Lobbying Guidelines

In order to increase our effectiveness in Washington, the University’s federal activities must be managed and coordinated through Federal Relations. If you have recently engaged in lobbying, please let us know by filling out this form.

As a not-for-profit educational institution, Boston University is permitted to engage in certain types of lobbying activity, provided the University complies with legal requirements under federal and state law, including registration and annual reporting requirements. The Guidance on Advocacy at Boston University provides more information.

The University has two offices that oversee lobbying activities on behalf of the University:

  • Federal Relations advocates on behalf of the University with members of Congress, Congressional staff, and executive branch officials regarding federal legislation, adoption of regulations, and the administration of federal programs or policies.
  • Government & Community Affairs advocates on behalf of the University with members of the state legislature and executive officials in the Commonwealth, as well as with local elected and appointed officials regarding state and local legislation, adoption of regulations, and administration of state and local programs or policies.

All members of the University community are expected to adhere to the following guidelines:

  1. Authorization to Lobby

Federal Relations and Government and Community Affairs are the only Boston University departments that are authorized to:

  • Engage in or direct others to engage in lobbying activities on behalf of the University;
  • Enter into contracts, agreements, or partnerships that involve lobbying. Campus units should not retain outside firms for any lobbying activity.
  1. Information Requirements

In order to comply with state and federal requirements regarding the tracking and reporting of lobbying activity and registration of lobbyists, Federal Relations and Government & Community Affairs must be made aware of:

  • All meetings, communications, and planned events with members of Congress, White House officials, leaders in the Commonwealth, and City departments and lawmakers;
  • Any plans to honor government officials.

Keeping these offices informed helps ensure that no University employee inadvertently meets lobbying thresholds that would require individual registration as a lobbyist.  It also helps ensure that independent outreach efforts do not undermine or complicate ongoing initiatives with public officials and that experts have been consulted to strategize and fine-tune approaches for maximum mutual benefit.

If you have any questions about the most effective way to start a conversation with a legislator or agency official in Washington, D.C. or Massachusetts, please contact Federal Relations at 202-393-7272 or Government & Community Affairs at 617-353-2292.

  1. Prohibition on Gifts to Public Officials

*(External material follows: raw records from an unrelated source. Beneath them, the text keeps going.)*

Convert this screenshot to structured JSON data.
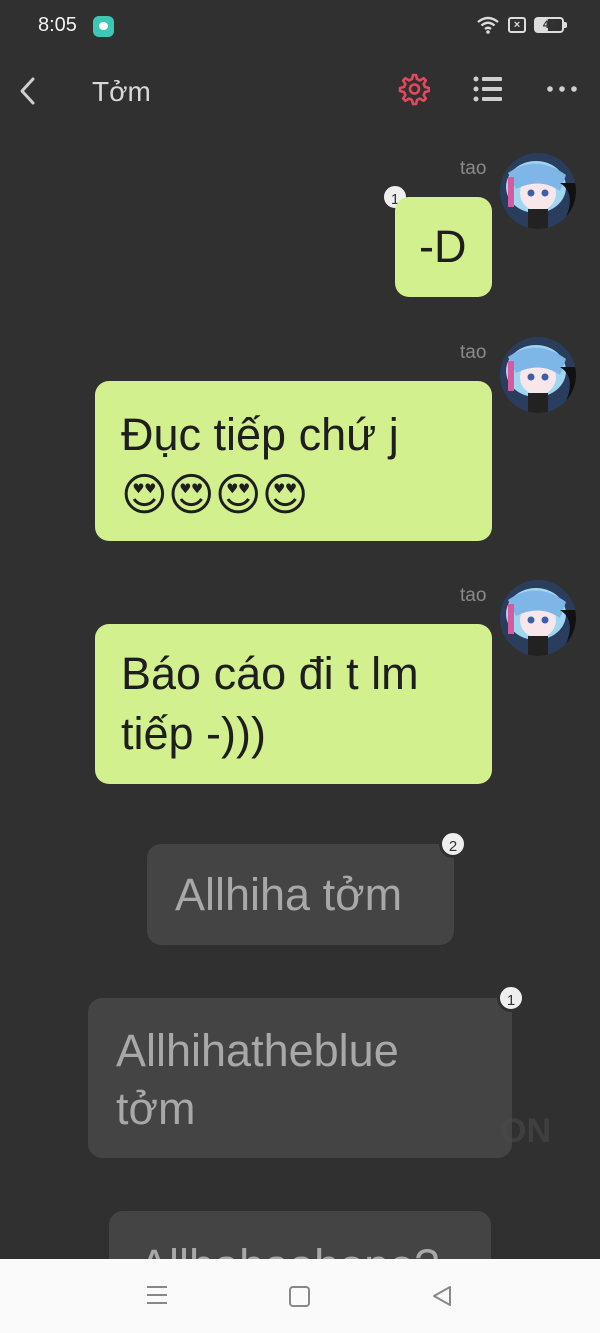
{
  "status_bar": {
    "time": "8:05",
    "battery": "45",
    "battery_level": 0.45,
    "sim_label": "×"
  },
  "header": {
    "title": "Tởm",
    "accent_color": "#e5485c"
  },
  "messages": [
    {
      "side": "me",
      "sender": "tao",
      "text": "-D",
      "badge": "1"
    },
    {
      "side": "me",
      "sender": "tao",
      "text": "Đục tiếp chứ j",
      "emoji": "😍😍😍😍"
    },
    {
      "side": "me",
      "sender": "tao",
      "line1": "Báo cáo đi t lm",
      "line2": "tiếp -)))"
    },
    {
      "side": "other",
      "text": "Allhiha tởm",
      "badge": "2"
    },
    {
      "side": "other",
      "line1": "Allhihatheblue",
      "line2": "tởm",
      "badge": "1"
    },
    {
      "side": "other",
      "text": "Allhahaahope?"
    }
  ],
  "watermark": "ON",
  "colors": {
    "background": "#303030",
    "my_bubble": "#d3f08f",
    "other_bubble": "#444444",
    "nav_bar": "#fafafa"
  }
}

Federal and state laws prohibit gifts and honoraria to public officials, including meals and tickets to sporting events.  If you have any concerns about whether an interaction with a public official may violate this prohibition, please consult with the University’s Federal Relations or Government & Community Affairs offices.

  1. Lobbying in a Personal Capacity

Members of the Boston University community who wish to lobby on issues of personal interest, and not on behalf of the University, are encouraged to do so.  However, faculty and staff engaging in lobbying activities in a personal capacity must be clear that they are not acting on behalf of the University, and they must not use University time or resources for these personal lobbying efforts.  Please see the University’s Guidance on Advocacy  for more information.

  1. Reporting Obligations

Federal Lobbying

As an entity that employs registered federal lobbyists, Boston University is required to report quarterly on efforts to influence federal issues and legislation. This includes lobbying activity engaged in with federal elected or appointed officials or their staff through emails, letters, phone calls, or meetings.  To meet these reporting obligations, a form is sent to all schools, departments, units, and employees who may have engaged in lobbying activity on behalf of the institution by Federal Relations four times per year.

State Lobbying

Massachusetts law requires the University to report to the Secretary of State on all professional dues that the University pays to trade associations or other organizations that may engage in state lobbying activity. The institution is obligated to disclose all such activities twice a year, for the period from July 1 to December 31, and for January 1 to June 30.  Government & Community Affairs sends a solicitation to all offices twice a year to request the information required for this reporting.

Additional Resources